Alice Bucknell is an artist based in London. She has recently exhibited with König Galerie at Ars Electronica, White Cube, and Annka Kultys Gallery, London.

Geert Lovink is a media theorist, internet critic and founder of the Institute of Network Cultures at the Amsterdam University of Applied Sciences.

Primavera De Filippi is a legal scholar, Internet activist and artist, whose work focuses on the blockchain, peer production communities and copyright law. She is a permanent researcher at the CNRS and Faculty Associate at the Berkman Klein Center for Internet & Society at Harvard University.

Jason Bailey is the founder of the art and tech blog Artnome.com and a curator with a focus on generative art.

Chloe Diamond is a writer and curator specializing in blockchain, data and art. At the Museum of Contemporary Digital Art (MoCDA) she works to document and advance the position of digital art through curatorial insight and education.

Casey REAS is an artist who works with software. Since 2000, he has exhibited software art in galleries and institutions around the world. He is a professor at UCLA and the co-creator of Processing, a free, open-source programming language and environment for artists. In March 2021, he will launch Feral File, an online gallery that uses the Bitmark blockchain.

Fanny Lakoubay is a crypto art collector affiliated with a number of digital art and blockchain projects. She heads communications for RadicalxChange Foundation and co-founded art+tech residencies with ETHLOCAL.

Beth Jochim is the creative AI lead at Libre AI, and co-founder and director at Cueva Gallery.
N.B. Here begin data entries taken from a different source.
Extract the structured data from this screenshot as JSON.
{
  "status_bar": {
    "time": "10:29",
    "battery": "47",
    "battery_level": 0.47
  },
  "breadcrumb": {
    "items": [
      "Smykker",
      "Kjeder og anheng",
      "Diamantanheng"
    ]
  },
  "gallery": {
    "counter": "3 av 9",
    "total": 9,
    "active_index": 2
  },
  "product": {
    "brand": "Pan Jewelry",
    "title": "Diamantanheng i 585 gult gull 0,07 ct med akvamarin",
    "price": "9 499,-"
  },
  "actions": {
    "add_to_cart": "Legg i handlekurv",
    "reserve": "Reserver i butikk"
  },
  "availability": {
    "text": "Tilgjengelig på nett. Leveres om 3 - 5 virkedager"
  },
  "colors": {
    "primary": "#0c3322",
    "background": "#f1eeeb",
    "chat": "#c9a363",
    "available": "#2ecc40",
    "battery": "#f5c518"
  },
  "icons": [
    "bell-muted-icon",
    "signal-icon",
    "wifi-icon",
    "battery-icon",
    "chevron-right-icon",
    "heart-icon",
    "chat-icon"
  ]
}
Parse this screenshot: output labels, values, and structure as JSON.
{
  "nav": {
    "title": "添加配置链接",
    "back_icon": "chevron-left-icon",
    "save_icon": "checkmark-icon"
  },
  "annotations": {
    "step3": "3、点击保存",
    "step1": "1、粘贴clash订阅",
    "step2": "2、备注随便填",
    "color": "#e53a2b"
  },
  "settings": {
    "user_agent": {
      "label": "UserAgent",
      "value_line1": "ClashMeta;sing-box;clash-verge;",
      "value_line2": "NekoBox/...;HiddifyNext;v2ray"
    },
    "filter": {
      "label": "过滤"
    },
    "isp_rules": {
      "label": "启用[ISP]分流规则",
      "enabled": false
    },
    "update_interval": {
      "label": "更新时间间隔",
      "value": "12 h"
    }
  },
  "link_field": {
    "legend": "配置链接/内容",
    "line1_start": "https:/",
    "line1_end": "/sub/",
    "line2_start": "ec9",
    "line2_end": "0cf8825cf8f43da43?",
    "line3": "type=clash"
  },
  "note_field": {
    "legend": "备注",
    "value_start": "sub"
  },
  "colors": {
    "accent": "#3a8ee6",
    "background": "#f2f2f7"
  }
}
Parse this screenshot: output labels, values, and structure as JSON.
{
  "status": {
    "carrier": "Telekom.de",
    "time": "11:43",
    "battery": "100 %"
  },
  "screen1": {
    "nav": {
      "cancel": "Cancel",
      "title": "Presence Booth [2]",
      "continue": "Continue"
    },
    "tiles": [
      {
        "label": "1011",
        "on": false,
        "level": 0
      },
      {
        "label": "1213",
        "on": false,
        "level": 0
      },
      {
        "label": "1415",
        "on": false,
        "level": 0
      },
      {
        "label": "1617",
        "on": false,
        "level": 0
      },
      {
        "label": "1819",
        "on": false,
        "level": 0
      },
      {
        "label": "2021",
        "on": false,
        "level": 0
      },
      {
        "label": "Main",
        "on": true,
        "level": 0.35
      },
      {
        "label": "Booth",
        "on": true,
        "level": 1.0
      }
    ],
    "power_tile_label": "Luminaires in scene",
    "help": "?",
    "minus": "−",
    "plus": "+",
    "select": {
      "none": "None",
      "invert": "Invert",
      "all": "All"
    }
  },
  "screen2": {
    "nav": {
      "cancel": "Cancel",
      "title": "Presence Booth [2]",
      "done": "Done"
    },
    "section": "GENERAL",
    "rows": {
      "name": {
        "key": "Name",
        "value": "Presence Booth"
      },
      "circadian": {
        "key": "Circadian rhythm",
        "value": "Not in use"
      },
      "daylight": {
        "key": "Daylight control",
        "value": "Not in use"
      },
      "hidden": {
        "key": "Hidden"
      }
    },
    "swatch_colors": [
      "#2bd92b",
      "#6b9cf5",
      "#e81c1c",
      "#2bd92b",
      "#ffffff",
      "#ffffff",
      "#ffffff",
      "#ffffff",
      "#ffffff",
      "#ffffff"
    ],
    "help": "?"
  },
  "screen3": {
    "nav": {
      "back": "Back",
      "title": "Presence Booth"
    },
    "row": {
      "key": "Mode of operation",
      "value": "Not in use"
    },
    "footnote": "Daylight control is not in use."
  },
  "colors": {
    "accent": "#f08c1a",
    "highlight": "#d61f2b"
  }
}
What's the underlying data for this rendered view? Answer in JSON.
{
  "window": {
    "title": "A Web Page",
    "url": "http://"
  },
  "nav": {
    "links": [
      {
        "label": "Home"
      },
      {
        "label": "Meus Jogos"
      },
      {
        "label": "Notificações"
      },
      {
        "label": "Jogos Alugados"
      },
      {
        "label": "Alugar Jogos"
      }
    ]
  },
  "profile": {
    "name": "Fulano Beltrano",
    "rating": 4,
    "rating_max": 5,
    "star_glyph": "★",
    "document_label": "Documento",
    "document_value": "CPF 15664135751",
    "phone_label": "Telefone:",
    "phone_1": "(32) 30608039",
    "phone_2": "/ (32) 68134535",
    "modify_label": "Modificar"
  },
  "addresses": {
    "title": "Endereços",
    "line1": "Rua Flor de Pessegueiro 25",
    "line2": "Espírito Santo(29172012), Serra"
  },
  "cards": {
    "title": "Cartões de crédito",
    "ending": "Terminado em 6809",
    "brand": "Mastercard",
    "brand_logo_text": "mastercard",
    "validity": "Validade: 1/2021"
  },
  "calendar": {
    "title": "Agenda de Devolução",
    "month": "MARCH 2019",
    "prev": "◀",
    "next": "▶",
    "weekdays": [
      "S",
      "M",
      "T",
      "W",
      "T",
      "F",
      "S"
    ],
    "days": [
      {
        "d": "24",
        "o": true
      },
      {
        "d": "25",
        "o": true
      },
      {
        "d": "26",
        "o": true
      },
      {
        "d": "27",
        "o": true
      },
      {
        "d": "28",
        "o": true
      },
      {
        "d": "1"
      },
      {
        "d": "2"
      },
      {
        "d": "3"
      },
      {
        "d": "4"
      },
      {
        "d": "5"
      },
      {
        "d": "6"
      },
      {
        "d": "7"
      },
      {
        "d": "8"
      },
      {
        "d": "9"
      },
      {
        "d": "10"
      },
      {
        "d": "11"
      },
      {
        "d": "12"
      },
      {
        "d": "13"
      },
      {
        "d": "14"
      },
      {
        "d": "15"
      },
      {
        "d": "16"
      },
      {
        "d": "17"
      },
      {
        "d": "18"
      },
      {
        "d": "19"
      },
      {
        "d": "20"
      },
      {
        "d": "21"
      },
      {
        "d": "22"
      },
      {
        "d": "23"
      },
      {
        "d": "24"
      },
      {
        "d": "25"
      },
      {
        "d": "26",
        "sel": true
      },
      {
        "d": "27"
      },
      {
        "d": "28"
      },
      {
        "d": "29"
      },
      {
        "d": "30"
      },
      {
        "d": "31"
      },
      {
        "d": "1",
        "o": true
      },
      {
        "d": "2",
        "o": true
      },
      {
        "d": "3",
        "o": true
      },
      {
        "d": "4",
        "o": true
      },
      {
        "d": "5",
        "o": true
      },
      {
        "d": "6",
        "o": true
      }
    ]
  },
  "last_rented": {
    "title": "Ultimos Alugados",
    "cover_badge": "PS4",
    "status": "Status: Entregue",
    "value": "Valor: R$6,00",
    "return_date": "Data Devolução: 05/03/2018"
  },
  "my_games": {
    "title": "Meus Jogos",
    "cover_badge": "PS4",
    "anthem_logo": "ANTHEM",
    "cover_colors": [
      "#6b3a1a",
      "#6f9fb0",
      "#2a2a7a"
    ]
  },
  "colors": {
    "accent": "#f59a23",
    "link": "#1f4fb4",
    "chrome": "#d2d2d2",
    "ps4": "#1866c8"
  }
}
She writes about the intersection of technology and arts with a focus on AI and creativity.

Alex Estorick is Flash Art’s contributing editor for art and technology.

(Published on: Flash Art )